Thangaratinam S, Ismail KMK, Sharp S, Coomarasamy A, Khan KS. Accuracy of serum uric acid in predicting complications of pre-eclampsia: A systematic review. BJOG: An International Journal of Obstetrics and Gynaecology. 2006:369-78.

Siemons JM BL. The uric acid content of maternal and fetal blood. J Biol Chem. 1917;32:63-9.

Fadel HE, Northrop G, Misenhimer HR. Hyperuricemia in pre-eclampsia. A reappraisal. Am J Obstet Gynecol. 1976;125(5):640-7.

Chesley LC W LO. Renal glomerular and tubular function in relation to the hyperuricemia of preeclampsia and eclampsia. Am J Obs Gyneco. 1945;50:367-75.

Weerasekera DS, Peiris H. The significance of serum uric acid, creatinine and urinary microprotein levels in predicting pre-eclampsia. J Obstet Gynaecol. 2003;23(1):17-9.

Many A, Hubel CA, Roberts JM. Hyperuricemia and xanthine oxidase in preeclampsia, revisited. American Journal of Obstetrics and Gynecology. 1996:288-91.

Liedholm H, Montan S, Aberg A. Risk grouping of 113 patients with hypertensive disorders during pregnancy, with respect to serum urate, proteinuria and time of onset of hypertension. Acta Obstet Gynecol Scand Suppl. 1984;118:43-8.

Lancet M FI. The value of blood uric acid levels in toxemia of pregnancy. J Obs Gynaecol Br Emp. 1956;63:116-9.

CN. M. An evaluation of the serum uric acid level in pregnancy. J Obs Gynaecol Br Commonw. 1963;70:63-8.

Manjareeka M, Nanda S. Elevated levels of serum uric acid, creatinine or urea in preeclamptic women. Int J Med Sci Public Heal. 2013;2(1):43.

Bellomo G, Venanzi S, Saronio P, Verdura C, Narducci PL. Prognostic significance of serum uric acid in women with gestational hypertension.
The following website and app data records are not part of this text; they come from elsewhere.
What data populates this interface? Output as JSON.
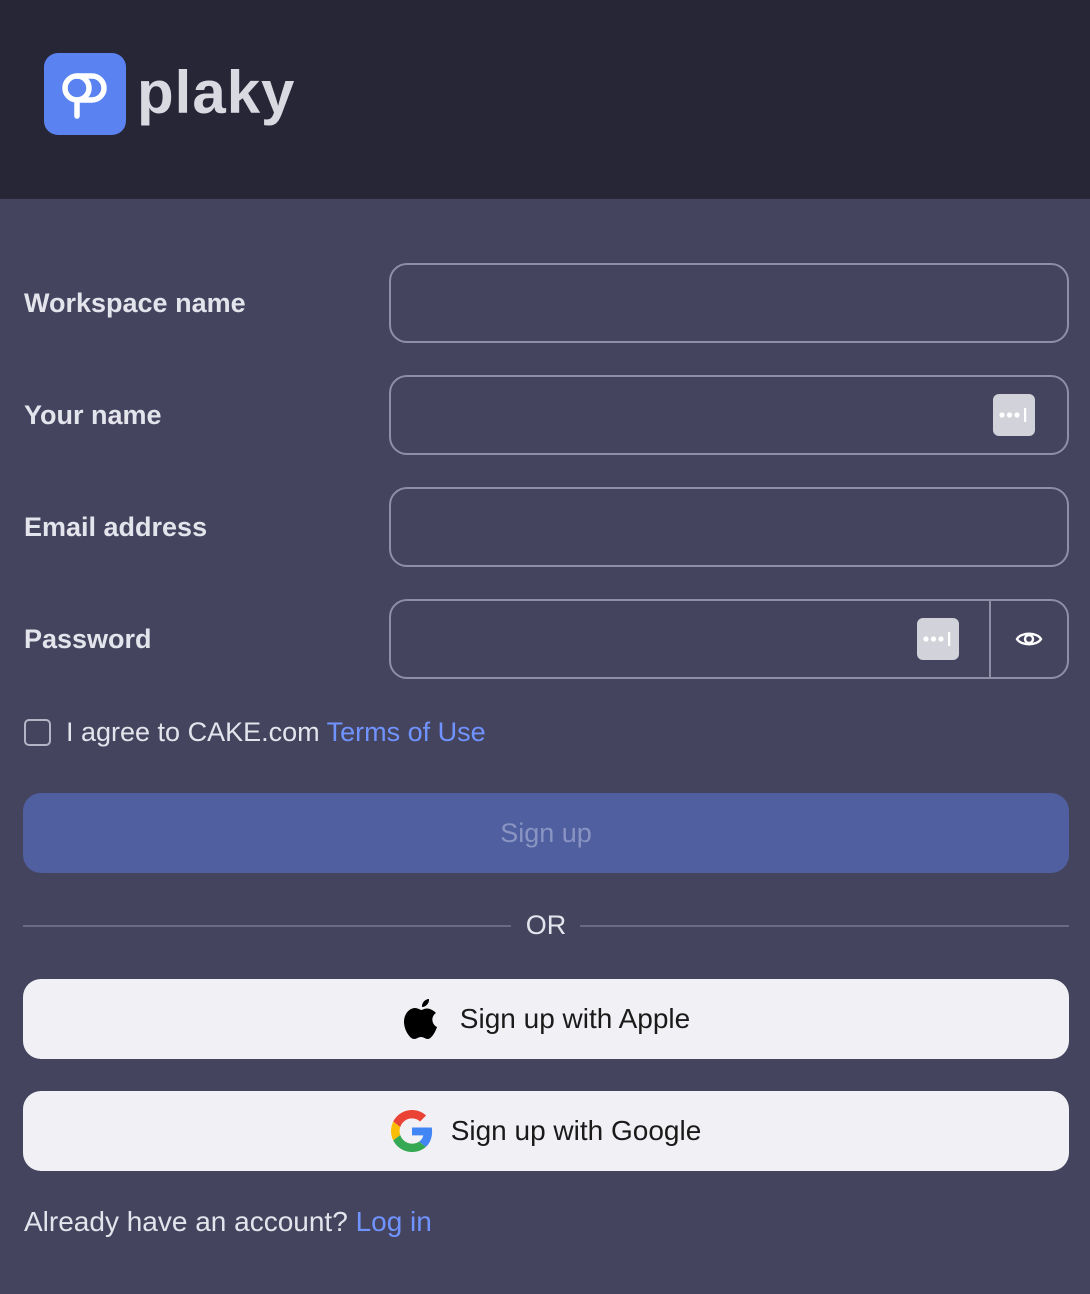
{
  "brand": {
    "name": "plaky",
    "accent": "#5a82f0"
  },
  "form": {
    "workspace_label": "Workspace name",
    "workspace_value": "",
    "name_label": "Your name",
    "name_value": "",
    "email_label": "Email address",
    "email_value": "",
    "password_label": "Password",
    "password_value": ""
  },
  "agree": {
    "text": "I agree to CAKE.com",
    "link": "Terms of Use"
  },
  "signup_button": "Sign up",
  "divider": "OR",
  "social": {
    "apple": "Sign up with Apple",
    "google": "Sign up with Google"
  },
  "footer": {
    "text": "Already have an account?",
    "link": "Log in"
  },
  "icons": {
    "logo": "plaky-logo-icon",
    "password_manager": "password-manager-icon",
    "show_password": "eye-icon",
    "apple": "apple-icon",
    "google": "google-icon"
  },
  "colors": {
    "header_bg": "#262636",
    "page_bg": "#45445f",
    "link": "#6f93ff",
    "signup_bg": "#4f5fa0"
  }
}
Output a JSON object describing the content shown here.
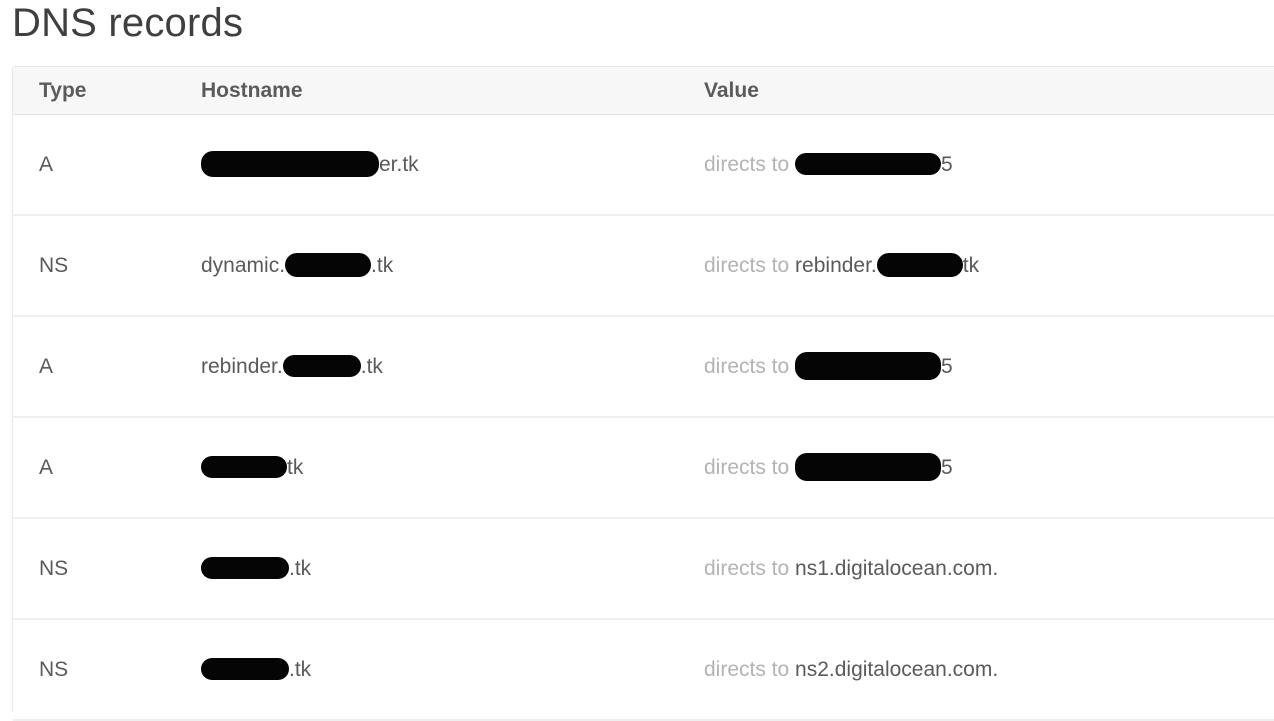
{
  "page": {
    "title": "DNS records"
  },
  "table": {
    "headers": {
      "type": "Type",
      "hostname": "Hostname",
      "value": "Value"
    },
    "directs_to_label": "directs to",
    "rows": [
      {
        "type": "A",
        "host_prefix": "",
        "host_redacted": true,
        "host_suffix": "er.tk",
        "value_prefix": "",
        "value_redacted": true,
        "value_suffix": "5"
      },
      {
        "type": "NS",
        "host_prefix": "dynamic.",
        "host_redacted": true,
        "host_suffix": ".tk",
        "value_prefix": "rebinder.",
        "value_redacted": true,
        "value_suffix": "tk"
      },
      {
        "type": "A",
        "host_prefix": "rebinder.",
        "host_redacted": true,
        "host_suffix": ".tk",
        "value_prefix": "",
        "value_redacted": true,
        "value_suffix": "5"
      },
      {
        "type": "A",
        "host_prefix": "",
        "host_redacted": true,
        "host_suffix": "tk",
        "value_prefix": "",
        "value_redacted": true,
        "value_suffix": "5"
      },
      {
        "type": "NS",
        "host_prefix": "",
        "host_redacted": true,
        "host_suffix": ".tk",
        "value_prefix": "ns1.digitalocean.com.",
        "value_redacted": false,
        "value_suffix": ""
      },
      {
        "type": "NS",
        "host_prefix": "",
        "host_redacted": true,
        "host_suffix": ".tk",
        "value_prefix": "ns2.digitalocean.com.",
        "value_redacted": false,
        "value_suffix": ""
      }
    ]
  },
  "colors": {
    "title": "#3f3f3f",
    "header_bg": "#f7f7f7",
    "muted_text": "#b3b3b3",
    "body_text": "#5a5a5a",
    "redaction": "#050505"
  }
}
Hypertension. 2011;58(4):704-8.

Tejal P, Astha D. Relationship of Serum Uric Acid Level to Maternal and Perinatal Outcome in Patients with Hypertensive Disorders of Pregnancy. 2014;69(2):1-3.

Akahori Y, Masuyama H, Hiramatsu Y. The correlation of maternal uric acid concentration with small-for-gestational-age fetuses in normotensive pregnant women. Gynecol Obstet Invest. 2012;73(2):162-7.

Sagen N, Haram KNST. Serum urate as a predictor of fetal outcome in severe pre-eclampsia. Acta Obs Gynecol Scand. 1984;63(1):71-5.

Schuster E, Weppelmann B. Plasma urate measurements and fetal outcome in preeclampsia. Gynecol Obstet Invest. 1981;12(3):162-7.